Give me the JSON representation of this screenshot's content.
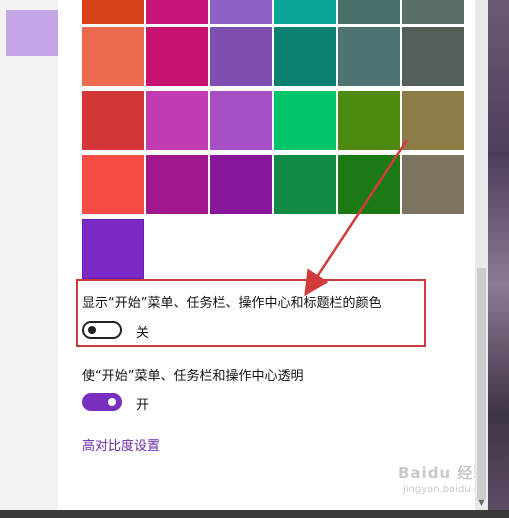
{
  "colors": {
    "accent": "#7a2fbf",
    "link": "#6b2aa3",
    "highlight_border": "#c93a3a"
  },
  "swatch_rows": [
    [
      "#d8401a",
      "#c8157a",
      "#8e62c4",
      "#0ba597",
      "#4a6e6a",
      "#5b6f68"
    ],
    [
      "#ec6a4e",
      "#c81271",
      "#7e4fae",
      "#0b8072",
      "#4e7371",
      "#525e56"
    ],
    [
      "#d43737",
      "#c13cb3",
      "#a74fc4",
      "#00c46a",
      "#4f8a10",
      "#8c7d48"
    ],
    [
      "#f44c45",
      "#a0178e",
      "#88179b",
      "#128a46",
      "#1c7a14",
      "#7c7260"
    ]
  ],
  "selected_swatch": "#7b2ac8",
  "settings": {
    "show_color": {
      "label": "显示“开始”菜单、任务栏、操作中心和标题栏的颜色",
      "toggle_on": false,
      "state": "关"
    },
    "transparency": {
      "label": "使“开始”菜单、任务栏和操作中心透明",
      "toggle_on": true,
      "state": "开"
    }
  },
  "contrast_link": "高对比度设置",
  "watermark": {
    "logo": "Baidu 经验",
    "url": "jingyan.baidu.com"
  }
}
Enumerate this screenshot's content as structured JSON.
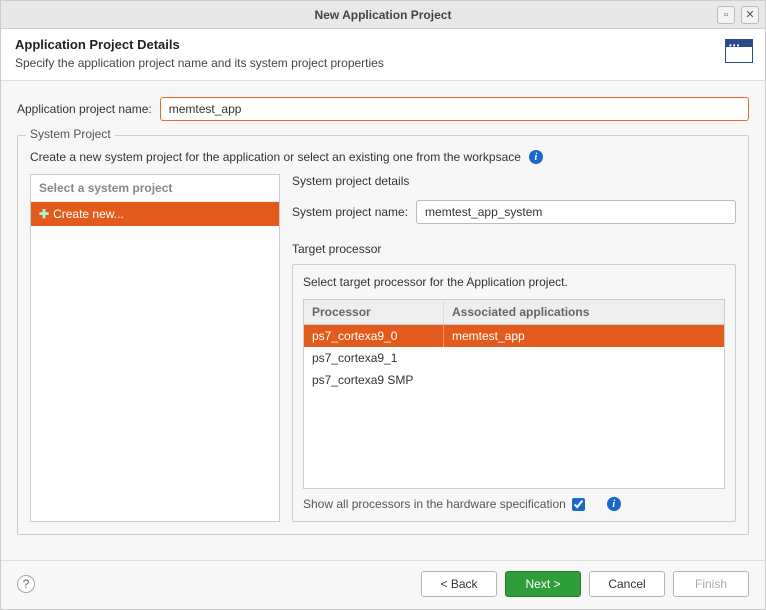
{
  "window": {
    "title": "New Application Project"
  },
  "banner": {
    "heading": "Application Project Details",
    "subtext": "Specify the application project name and its system project properties"
  },
  "form": {
    "app_name_label": "Application project name:",
    "app_name_value": "memtest_app"
  },
  "system_group": {
    "legend": "System Project",
    "description": "Create a new system project for the application or select an existing one from the workpsace",
    "list_header": "Select a system project",
    "items": [
      {
        "label": "Create new...",
        "selected": true
      }
    ],
    "details_title": "System project details",
    "sys_name_label": "System project name:",
    "sys_name_value": "memtest_app_system",
    "target_heading": "Target processor",
    "target_desc": "Select target processor for the Application project.",
    "table": {
      "columns": [
        "Processor",
        "Associated applications"
      ],
      "rows": [
        {
          "processor": "ps7_cortexa9_0",
          "app": "memtest_app",
          "selected": true
        },
        {
          "processor": "ps7_cortexa9_1",
          "app": "",
          "selected": false
        },
        {
          "processor": "ps7_cortexa9 SMP",
          "app": "",
          "selected": false
        }
      ]
    },
    "showall_label": "Show all processors in the hardware specification",
    "showall_checked": true
  },
  "buttons": {
    "back": "< Back",
    "next": "Next >",
    "cancel": "Cancel",
    "finish": "Finish"
  }
}
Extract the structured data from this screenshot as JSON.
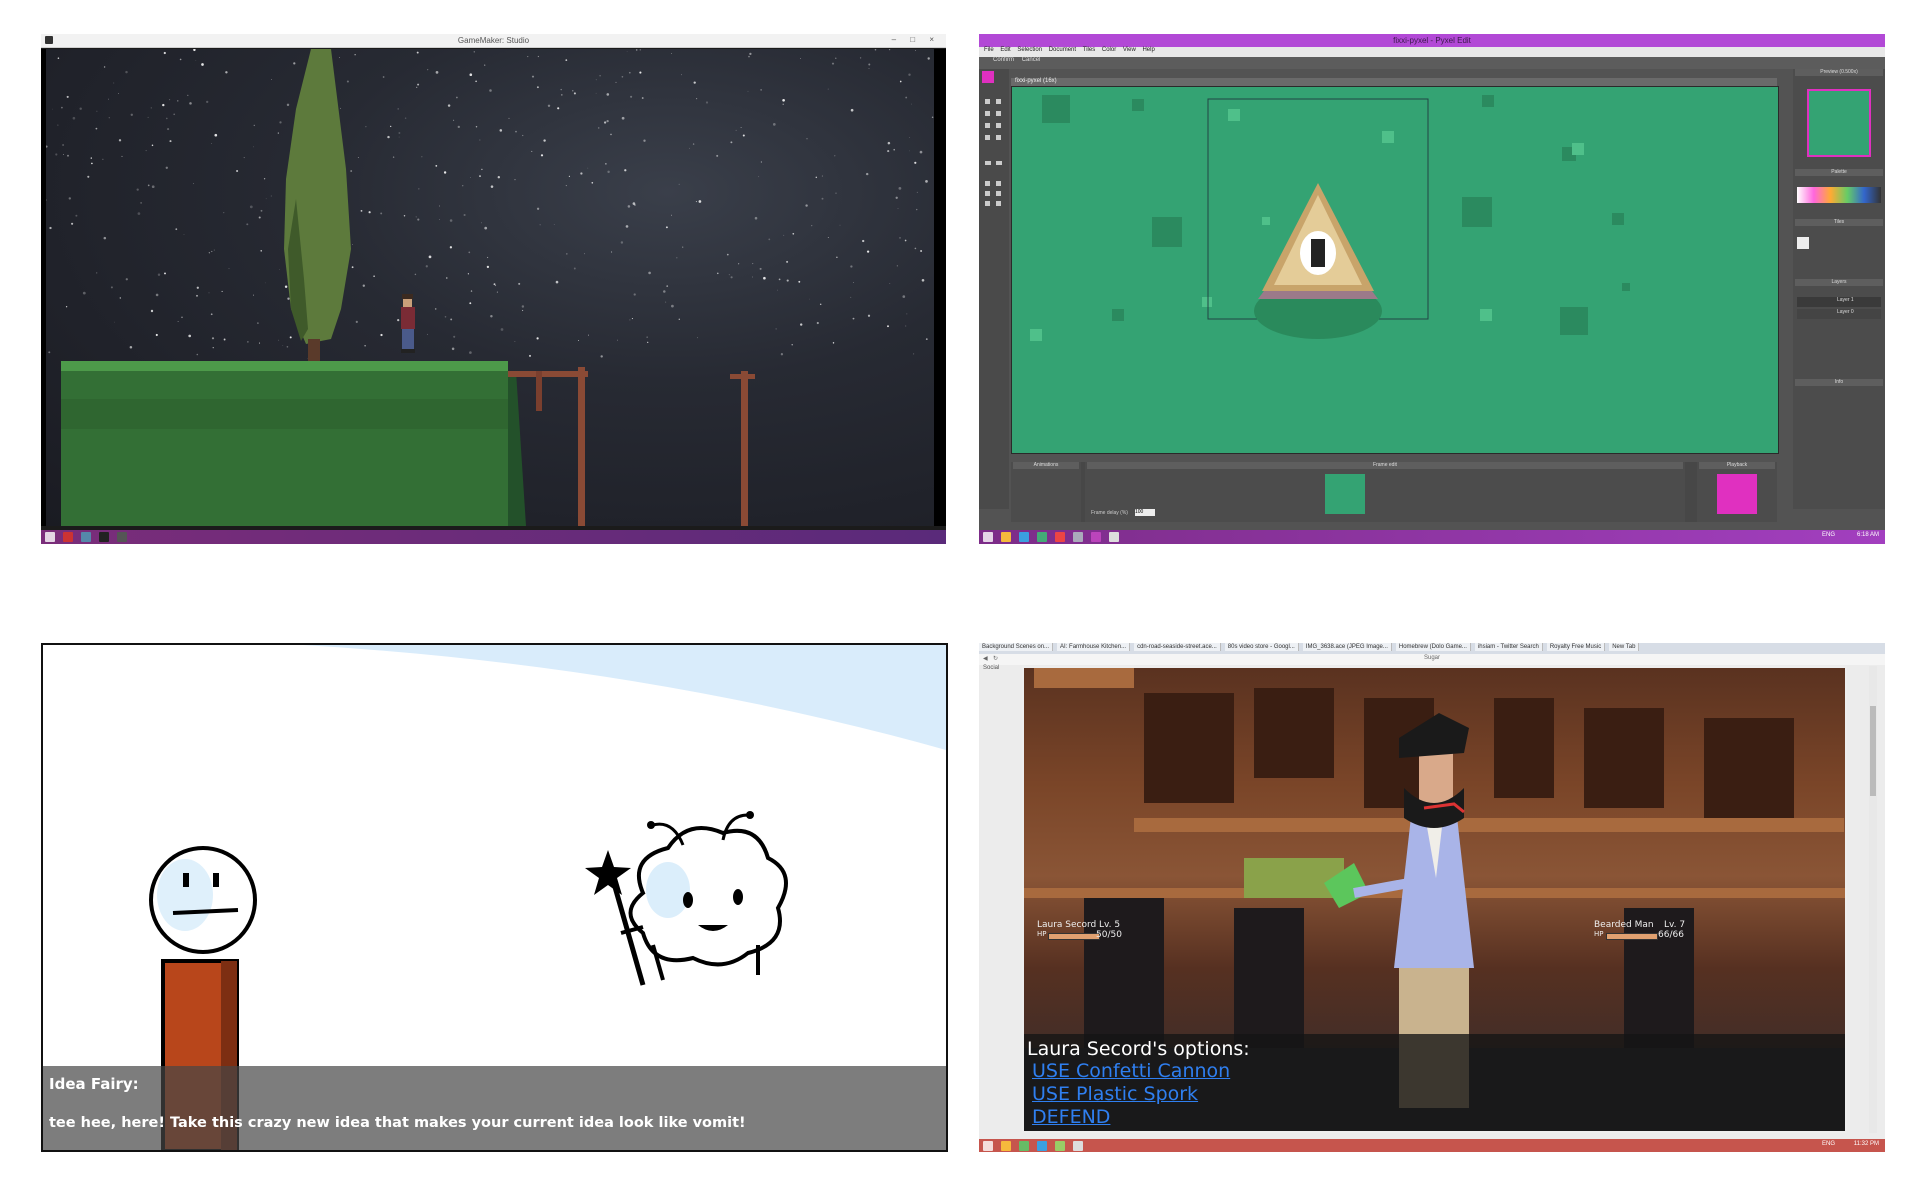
{
  "panel1": {
    "window_title": "GameMaker: Studio",
    "window_controls": "– □ ×"
  },
  "panel2": {
    "window_title": "fixxi-pyxel - Pyxel Edit",
    "menu": [
      "File",
      "Edit",
      "Selection",
      "Document",
      "Tiles",
      "Color",
      "View",
      "Help"
    ],
    "toolbar": [
      "Confirm",
      "Cancel"
    ],
    "canvas_tab": "fixxi-pyxel (16x)",
    "right_panels": [
      "Preview (0.500x)",
      "Palette",
      "Tiles",
      "Layers",
      "Info"
    ],
    "layers": [
      "Layer 1",
      "Layer 0"
    ],
    "bottom_panels": [
      "Animations",
      "Frame edit",
      "Playback"
    ],
    "frame_delay_label": "Frame delay (%)",
    "frame_delay_value": "100",
    "tray_text": "ENG",
    "clock": "6:18 AM",
    "accent": "#b249d6",
    "canvas_color": "#34a373"
  },
  "panel3": {
    "speaker": "Idea Fairy:",
    "dialogue": "tee hee, here! Take this crazy new idea that makes your current idea look like vomit!"
  },
  "panel4": {
    "tabs": [
      "Background Scenes on...",
      "AI: Farmhouse Kitchen...",
      "cdn-road-seaside-street.ace...",
      "80s video store - Googl...",
      "IMG_3638.ace (JPEG Image...",
      "Homebrew (Dolo Game...",
      "ihsiam - Twitter Search",
      "Royalty Free Music",
      "New Tab"
    ],
    "page_title": "Sugar",
    "bookmark": "Social",
    "player": {
      "name": "Laura Secord",
      "level": "Lv. 5",
      "hp_label": "HP",
      "hp": "50/50"
    },
    "enemy": {
      "name": "Bearded Man",
      "level": "Lv. 7",
      "hp_label": "HP",
      "hp": "66/66"
    },
    "options_header": "Laura Secord's options:",
    "options": [
      "USE Confetti Cannon",
      "USE Plastic Spork",
      "DEFEND"
    ],
    "tray_text": "ENG",
    "clock": "11:32 PM",
    "link_color": "#2f7ff0"
  }
}
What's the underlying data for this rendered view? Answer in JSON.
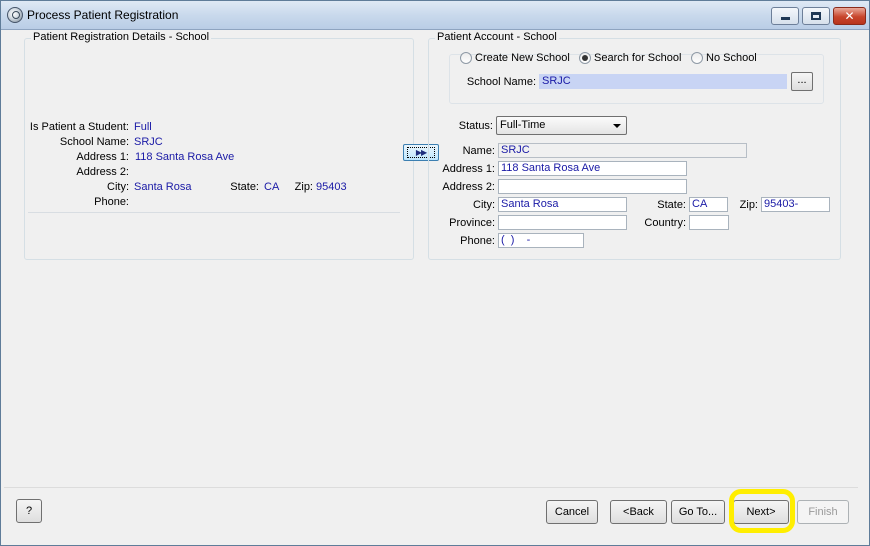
{
  "window": {
    "title": "Process Patient Registration"
  },
  "left": {
    "legend": "Patient Registration Details - School",
    "is_student_label": "Is Patient a Student:",
    "is_student_value": "Full",
    "school_name_label": "School Name:",
    "school_name_value": "SRJC",
    "address1_label": "Address 1:",
    "address1_value": "118 Santa Rosa Ave",
    "address2_label": "Address 2:",
    "address2_value": "",
    "city_label": "City:",
    "city_value": "Santa Rosa",
    "state_label": "State:",
    "state_value": "CA",
    "zip_label": "Zip:",
    "zip_value": "95403",
    "phone_label": "Phone:",
    "phone_value": ""
  },
  "copy_button": {
    "label": "▶▶"
  },
  "right": {
    "legend": "Patient Account - School",
    "radios": {
      "create": "Create New School",
      "search": "Search for School",
      "none": "No School",
      "selected": "search"
    },
    "school_name_label": "School Name:",
    "school_name_value": "SRJC",
    "browse_label": "...",
    "status_label": "Status:",
    "status_value": "Full-Time",
    "name_label": "Name:",
    "name_value": "SRJC",
    "address1_label": "Address 1:",
    "address1_value": "118 Santa Rosa Ave",
    "address2_label": "Address 2:",
    "address2_value": "",
    "city_label": "City:",
    "city_value": "Santa Rosa",
    "state_label": "State:",
    "state_value": "CA",
    "zip_label": "Zip:",
    "zip_value": "95403-",
    "province_label": "Province:",
    "province_value": "",
    "country_label": "Country:",
    "country_value": "",
    "phone_label": "Phone:",
    "phone_value": "(  )    -"
  },
  "footer": {
    "help": "?",
    "cancel": "Cancel",
    "back": "<Back",
    "goto": "Go To...",
    "next": "Next>",
    "finish": "Finish"
  },
  "colors": {
    "value_text": "#1a1aa6",
    "highlight": "#ffee00",
    "selected_field": "#c8d4f4"
  }
}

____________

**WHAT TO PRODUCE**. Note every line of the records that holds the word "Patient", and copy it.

**WRITTEN REPLY**.
    "title": "Process Patient Registration"
    "legend": "Patient Registration Details - School",
    "is_student_label": "Is Patient a Student:",
    "legend": "Patient Account - School",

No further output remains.